The other day I ran into a guy that used to come into the coffee shop I worked in, a guy that shared a similar love for writing that I did and who was now, or would be soon, going to school for English. We talked for a moment and then parted ways, but I couldn’t help thinking of how envious I was of his position. Sure, college, an artistic degree, English in particular, is far from being sunshine and roses–there’re papers you don’t care about, pieces of work you have no interest in studying–but I miss being an English major if for nothing else than because I was around other writers.
I’ve made this point before, but I am of the belief that more people should write. Too many believe that if you’re going to write, or draw, or knit–what have you–then you have to be doing it for money, else it isn’t worth doing. Others believe that because they aren’t particularly good at writing, they have no business doing it–that they should leave it to the professionals; “let the janitor clean it up, that’s his job,” if you will.
But that isn’t true.
I could make the case that a handful of the individuals I graduated college with, each of whom received an English degree, weren’t necessarily all that great at writing. I could argue that I myself was fairly hit or miss too and sort of lucked my way through it all. But I heard those same people–and I’m including myself here–make some incredible statements about their own work and the work of their peers. I heard them tie together obscure themes, draw to light difficult to read motivations, and contribute to the conversation a different voice than any of the others in the room.
As a writer, you’re a thinker–it’s a requirement, believe it or not. And having an outlet to think, and I mean really think, not just yell out politically into some Facebookian abyss, allows you to discover something more about yourself. I grew to know myself better through my writing. I grew to know my friends better too because writing, even if you aren’t trying, even if you’re lying or being satirical, is something that is always honest. Maybe not in content, but in way of speech, in tone, in voice and inflection and when jammed together into a whole, when the patterns become clear, something arises that is wholly you, whether you like it or not.
I am of the belief that more people should write because we aren’t honest enough with ourselves. We don’t think about the reasons why we believe the way we do, or think the way we do, or argue the way we do; we don’t take time to consider the why behind the what. And I know so many people with so much to say.
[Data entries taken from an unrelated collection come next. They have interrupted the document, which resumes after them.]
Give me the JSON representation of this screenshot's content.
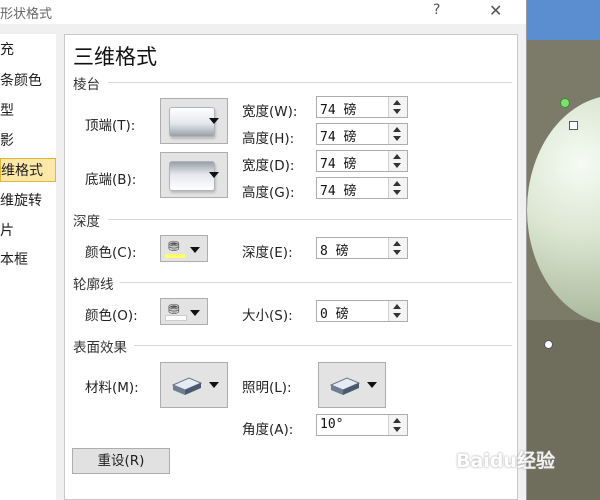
{
  "dialog": {
    "title_fragment": "形状格式",
    "help": "?",
    "close": "✕"
  },
  "sidebar": {
    "items": [
      "充",
      "条颜色",
      "型",
      "影",
      "维格式",
      "维旋转",
      "片",
      "本框"
    ],
    "selected_index": 4
  },
  "panel": {
    "title": "三维格式",
    "bevel": {
      "section": "棱台",
      "top_label": "顶端(T):",
      "bottom_label": "底端(B):",
      "top_width_label": "宽度(W):",
      "top_width_value": "74 磅",
      "top_height_label": "高度(H):",
      "top_height_value": "74 磅",
      "bottom_width_label": "宽度(D):",
      "bottom_width_value": "74 磅",
      "bottom_height_label": "高度(G):",
      "bottom_height_value": "74 磅"
    },
    "depth": {
      "section": "深度",
      "color_label": "颜色(C):",
      "depth_label": "深度(E):",
      "depth_value": "8 磅",
      "swatch_color": "#ffff66"
    },
    "contour": {
      "section": "轮廓线",
      "color_label": "颜色(O):",
      "size_label": "大小(S):",
      "size_value": "0 磅",
      "swatch_color": "#ffffff"
    },
    "surface": {
      "section": "表面效果",
      "material_label": "材料(M):",
      "lighting_label": "照明(L):",
      "angle_label": "角度(A):",
      "angle_value": "10°"
    },
    "reset_label": "重设(R)"
  },
  "watermark": "Baidu经验",
  "colors": {
    "selected_bg": "#fde8a8",
    "sphere": "#dbe6d2",
    "slide_bg": "#6f6d5c"
  }
}
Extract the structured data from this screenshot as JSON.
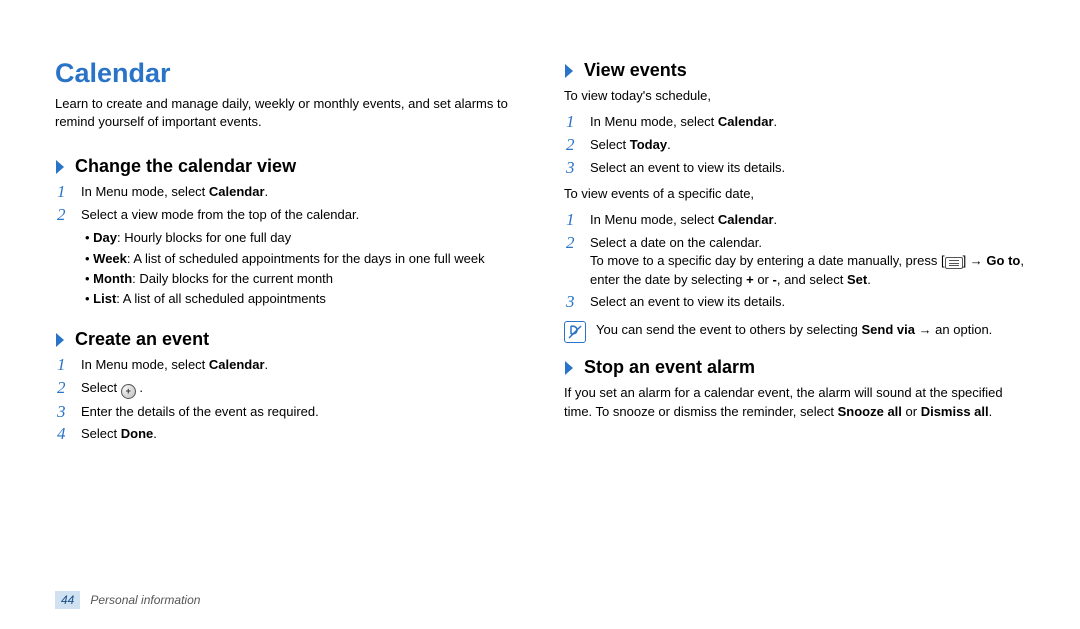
{
  "title": "Calendar",
  "intro": "Learn to create and manage daily, weekly or monthly events, and set alarms to remind yourself of important events.",
  "left": {
    "s1": {
      "heading": "Change the calendar view",
      "step1_pre": "In Menu mode, select ",
      "step1_bold": "Calendar",
      "step1_post": ".",
      "step2": "Select a view mode from the top of the calendar.",
      "b_day_t": "Day",
      "b_day_d": ": Hourly blocks for one full day",
      "b_week_t": "Week",
      "b_week_d": ": A list of scheduled appointments for the days in one full week",
      "b_month_t": "Month",
      "b_month_d": ": Daily blocks for the current month",
      "b_list_t": "List",
      "b_list_d": ": A list of all scheduled appointments"
    },
    "s2": {
      "heading": "Create an event",
      "step1_pre": "In Menu mode, select ",
      "step1_bold": "Calendar",
      "step1_post": ".",
      "step2_pre": "Select ",
      "step2_post": " .",
      "step3": "Enter the details of the event as required.",
      "step4_pre": "Select ",
      "step4_bold": "Done",
      "step4_post": "."
    }
  },
  "right": {
    "s3": {
      "heading": "View events",
      "desc_a": "To view today's schedule,",
      "a1_pre": "In Menu mode, select ",
      "a1_bold": "Calendar",
      "a1_post": ".",
      "a2_pre": "Select ",
      "a2_bold": "Today",
      "a2_post": ".",
      "a3": "Select an event to view its details.",
      "desc_b": "To view events of a specific date,",
      "b1_pre": "In Menu mode, select ",
      "b1_bold": "Calendar",
      "b1_post": ".",
      "b2": "Select a date on the calendar.",
      "b2_hint_pre": "To move to a specific day by entering a date manually, press [",
      "b2_hint_mid": "] → ",
      "b2_hint_goto": "Go to",
      "b2_hint_mid2": ", enter the date by selecting ",
      "b2_hint_plus": "+",
      "b2_hint_or": " or ",
      "b2_hint_minus": "-",
      "b2_hint_mid3": ", and select ",
      "b2_hint_set": "Set",
      "b2_hint_post": ".",
      "b3": "Select an event to view its details.",
      "note_pre": "You can send the event to others by selecting ",
      "note_bold": "Send via",
      "note_post": " → an option."
    },
    "s4": {
      "heading": "Stop an event alarm",
      "desc_pre": "If you set an alarm for a calendar event, the alarm will sound at the specified time. To snooze or dismiss the reminder, select ",
      "snooze": "Snooze all",
      "or": " or ",
      "dismiss": "Dismiss all",
      "post": "."
    }
  },
  "footer": {
    "page": "44",
    "section": "Personal information"
  },
  "labels": {
    "num1": "1",
    "num2": "2",
    "num3": "3",
    "num4": "4",
    "plus": "+"
  }
}
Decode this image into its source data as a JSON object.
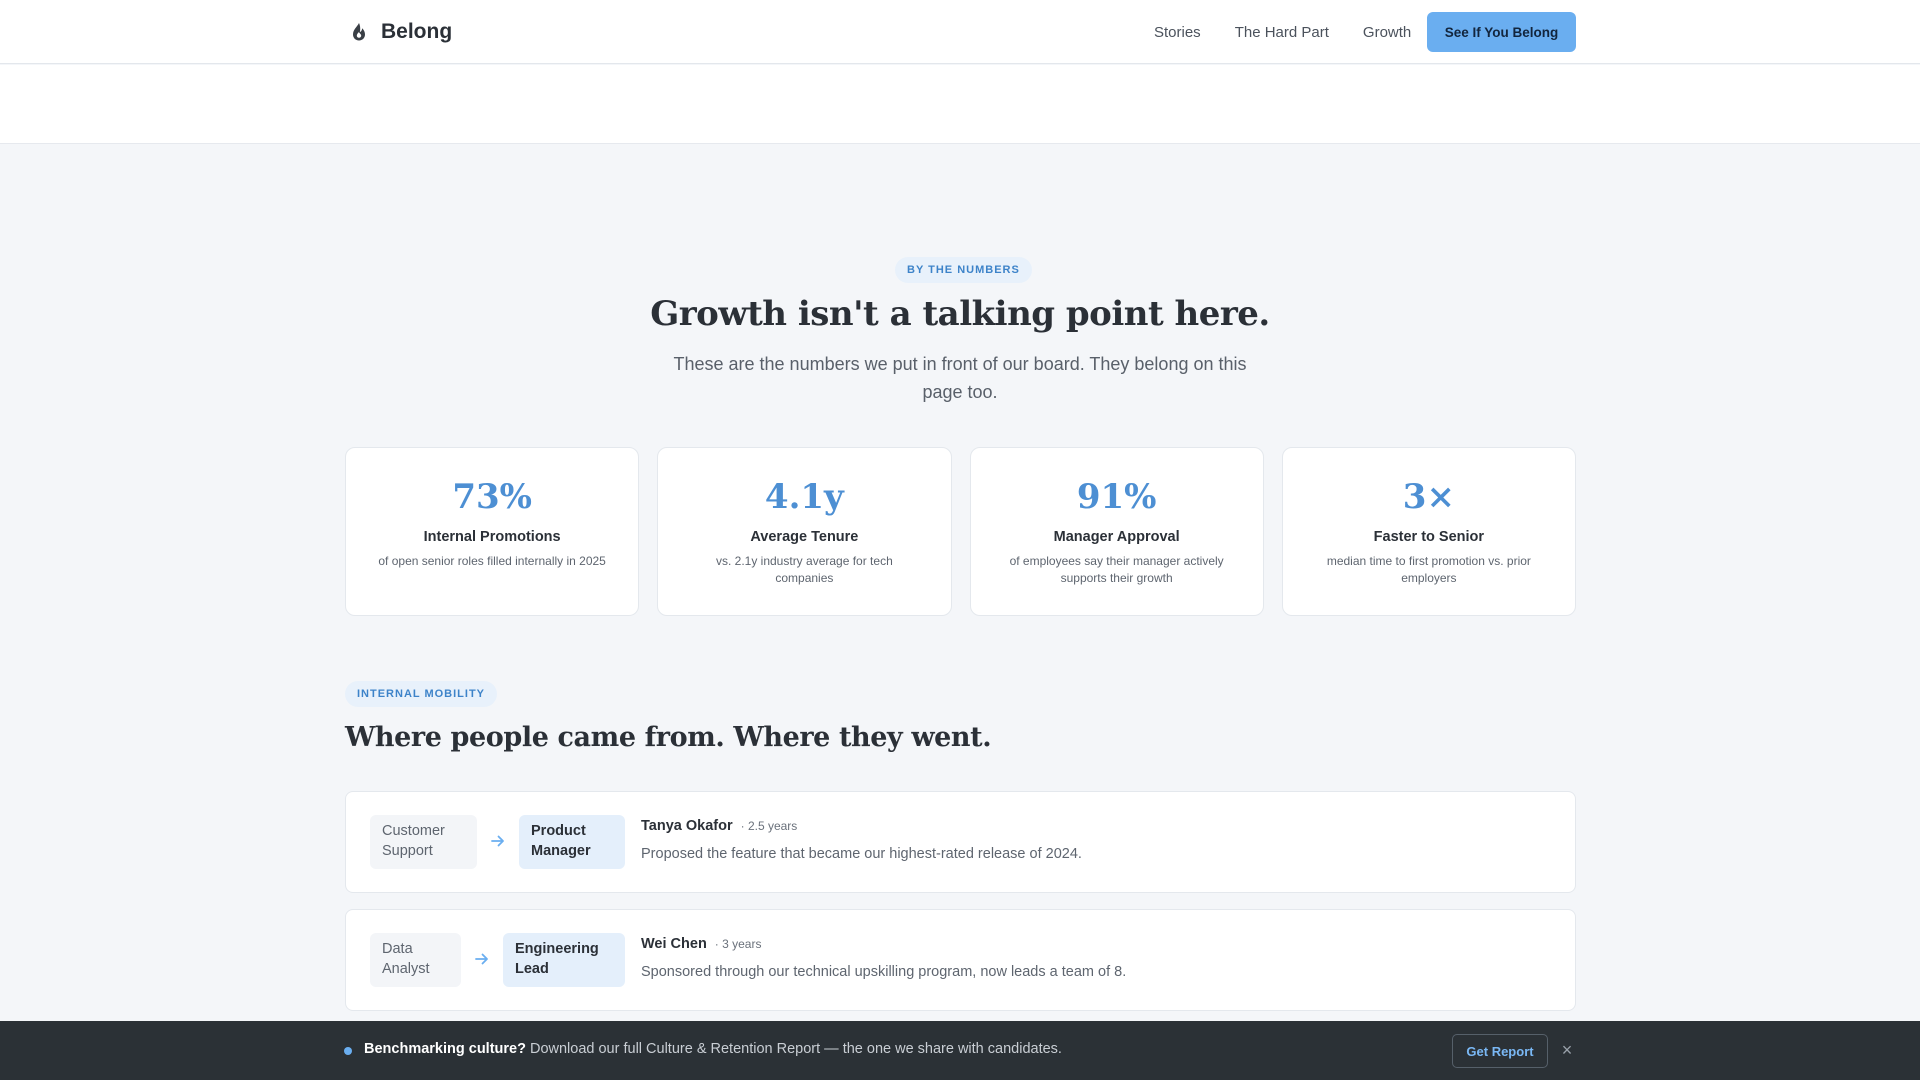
{
  "header": {
    "brand": "Belong",
    "nav": [
      "Stories",
      "The Hard Part",
      "Growth"
    ],
    "cta": "See If You Belong"
  },
  "numbers": {
    "eyebrow": "BY THE NUMBERS",
    "title": "Growth isn't a talking point here.",
    "subtitle": "These are the numbers we put in front of our board. They belong on this page too.",
    "stats": [
      {
        "value": "73%",
        "label": "Internal Promotions",
        "desc": "of open senior roles filled internally in 2025"
      },
      {
        "value": "4.1y",
        "label": "Average Tenure",
        "desc": "vs. 2.1y industry average for tech companies"
      },
      {
        "value": "91%",
        "label": "Manager Approval",
        "desc": "of employees say their manager actively supports their growth"
      },
      {
        "value": "3×",
        "label": "Faster to Senior",
        "desc": "median time to first promotion vs. prior employers"
      }
    ]
  },
  "mobility": {
    "eyebrow": "INTERNAL MOBILITY",
    "title": "Where people came from. Where they went.",
    "moves": [
      {
        "from": "Customer Support",
        "to": "Product Manager",
        "name": "Tanya Okafor",
        "tenure": "· 2.5 years",
        "desc": "Proposed the feature that became our highest-rated release of 2024."
      },
      {
        "from": "Data Analyst",
        "to": "Engineering Lead",
        "name": "Wei Chen",
        "tenure": "· 3 years",
        "desc": "Sponsored through our technical upskilling program, now leads a team of 8."
      }
    ]
  },
  "banner": {
    "lead": "Benchmarking culture?",
    "text": " Download our full Culture & Retention Report — the one we share with candidates.",
    "button": "Get Report",
    "close": "×"
  },
  "colors": {
    "accent": "#6aaef0",
    "stat_value": "#4d8fd3",
    "banner_bg": "#2b3136"
  }
}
Maybe they aren’t able to phrase it as well as they’d like, but they have the ability through a written word to contribute a different voice to the conversation and that’s something worth investing in–even if it doesn’t always sound so pretty.